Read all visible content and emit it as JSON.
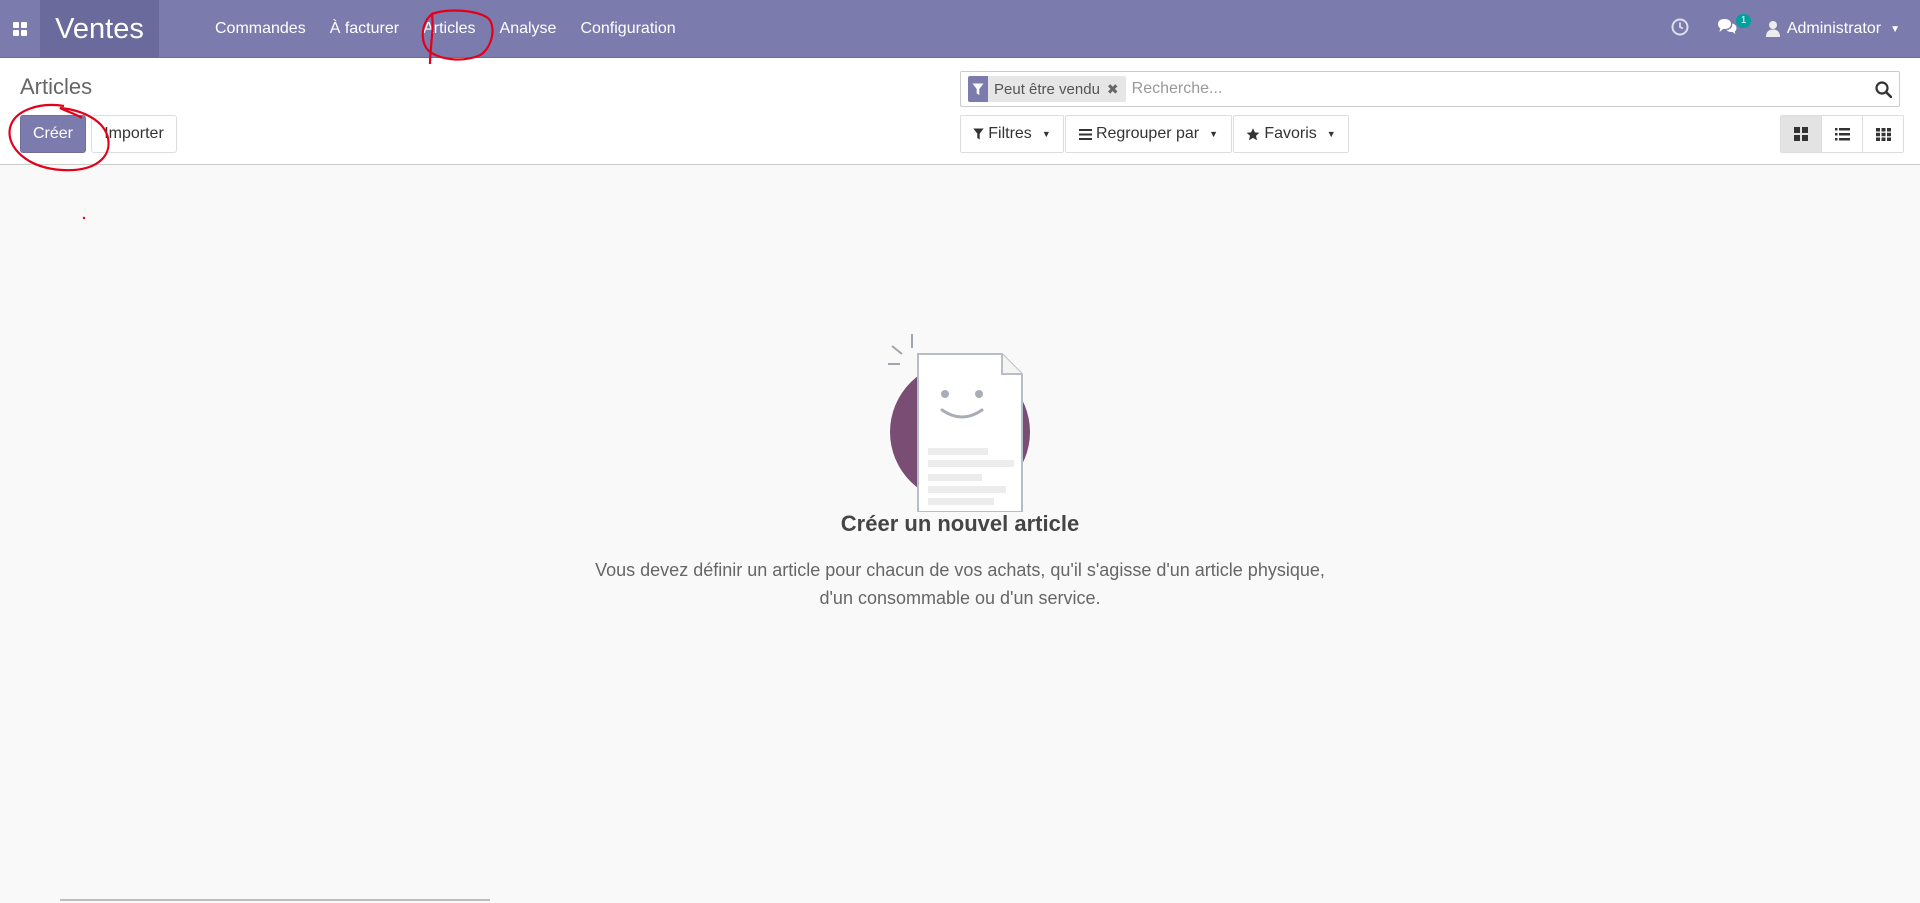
{
  "navbar": {
    "brand": "Ventes",
    "menu": [
      "Commandes",
      "À facturer",
      "Articles",
      "Analyse",
      "Configuration"
    ],
    "messages_badge": "1",
    "user": "Administrator",
    "icons": [
      "apps-icon",
      "clock-icon",
      "chat-icon",
      "user-icon"
    ]
  },
  "control_panel": {
    "title": "Articles",
    "create_label": "Créer",
    "import_label": "Importer",
    "search": {
      "facet_label": "Peut être vendu",
      "facet_remove": "✖",
      "placeholder": "Recherche..."
    },
    "filters_label": "Filtres",
    "groupby_label": "Regrouper par",
    "favorites_label": "Favoris",
    "views": [
      "kanban",
      "list",
      "pivot"
    ],
    "active_view": "kanban"
  },
  "empty_state": {
    "title": "Créer un nouvel article",
    "line1": "Vous devez définir un article pour chacun de vos achats, qu'il s'agisse d'un article physique,",
    "line2": "d'un consommable ou d'un service."
  },
  "colors": {
    "primary": "#7c7bad",
    "brand_bg": "#6a6a9c",
    "badge": "#00a09d",
    "annotation": "#e3001b"
  }
}
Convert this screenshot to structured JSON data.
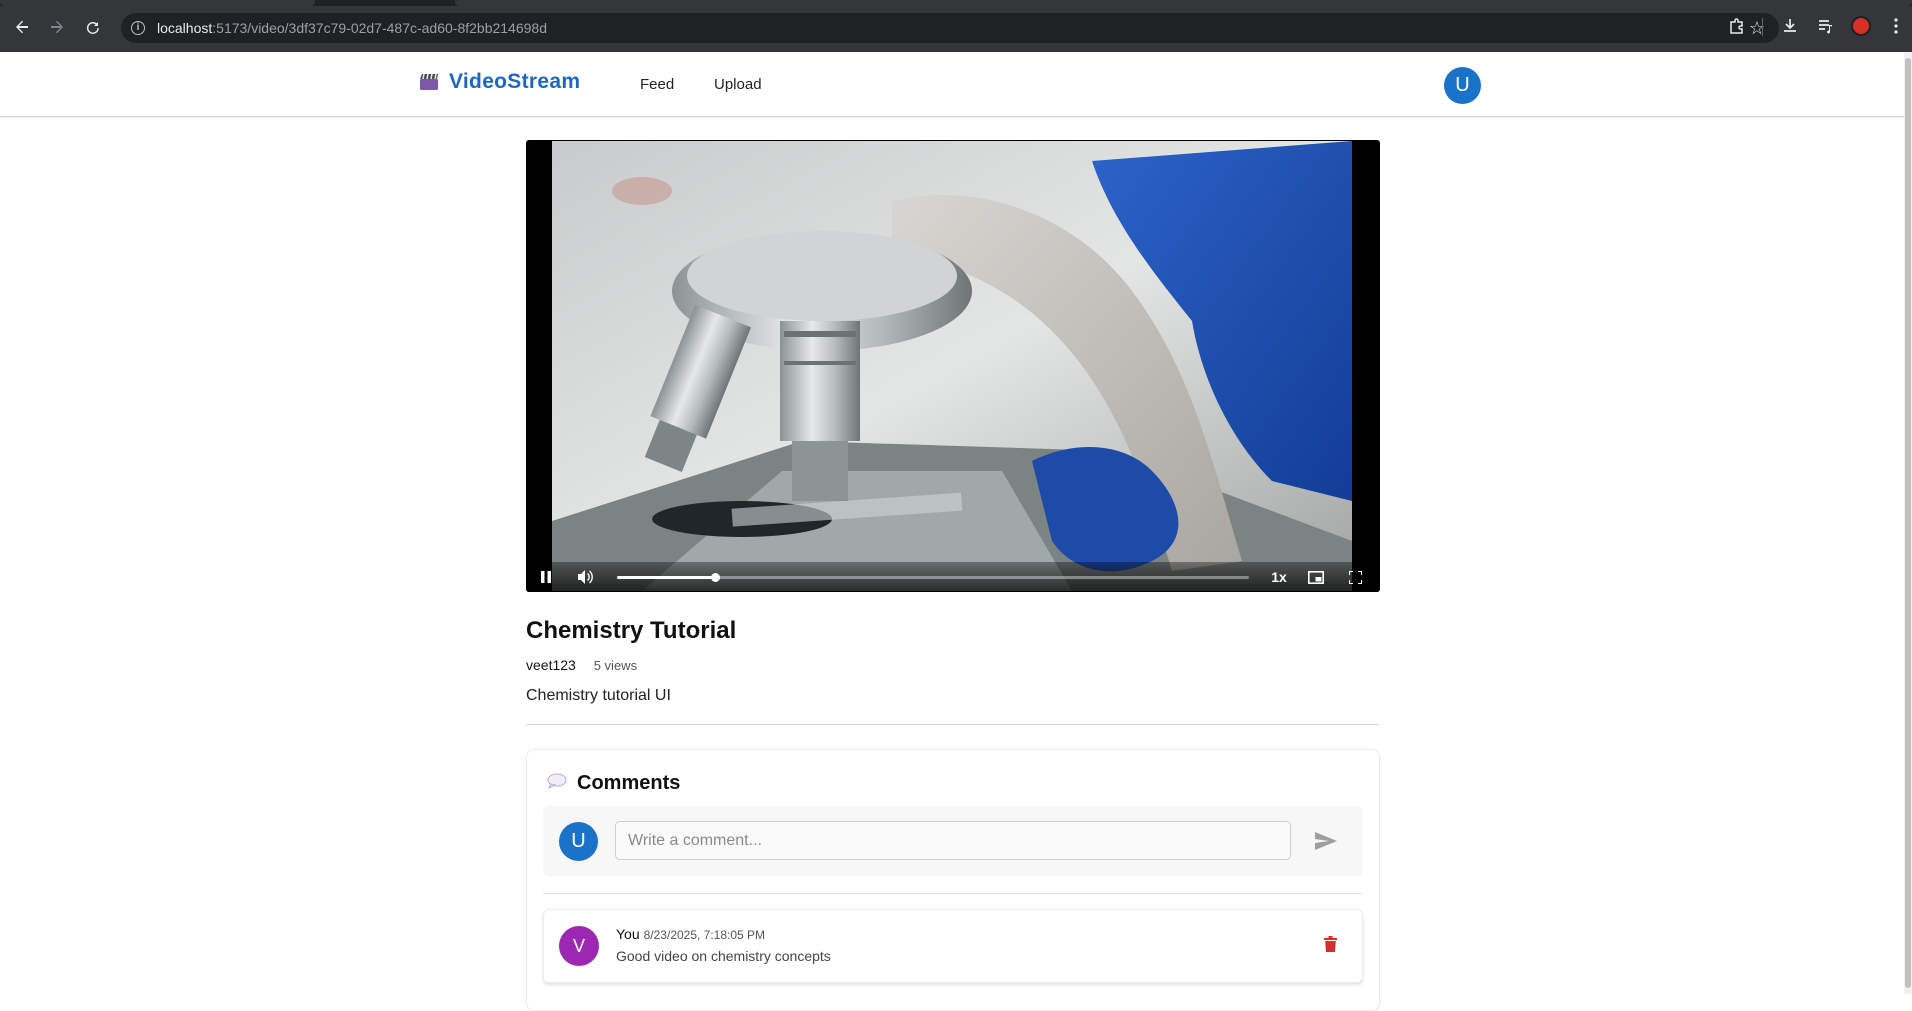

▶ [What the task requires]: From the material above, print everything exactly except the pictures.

▶ [Answer section]:
Read all visible content and emit it as JSON.
{
  "navbar": {
    "brand": "Ventes",
    "menu": [
      "Commandes",
      "À facturer",
      "Articles",
      "Analyse",
      "Configuration"
    ],
    "messages_badge": "1",
    "user": "Administrator",
    "icons": [
      "apps-icon",
      "clock-icon",
      "chat-icon",
      "user-icon"
    ]
  },
  "control_panel": {
    "title": "Articles",
    "create_label": "Créer",
    "import_label": "Importer",
    "search": {
      "facet_label": "Peut être vendu",
      "facet_remove": "✖",
      "placeholder": "Recherche..."
    },
    "filters_label": "Filtres",
    "groupby_label": "Regrouper par",
    "favorites_label": "Favoris",
    "views": [
      "kanban",
      "list",
      "pivot"
    ],
    "active_view": "kanban"
  },
  "empty_state": {
    "title": "Créer un nouvel article",
    "line1": "Vous devez définir un article pour chacun de vos achats, qu'il s'agisse d'un article physique,",
    "line2": "d'un consommable ou d'un service."
  },
  "colors": {
    "primary": "#7c7bad",
    "brand_bg": "#6a6a9c",
    "badge": "#00a09d",
    "annotation": "#e3001b"
  }
}
Convert this screenshot to structured JSON data.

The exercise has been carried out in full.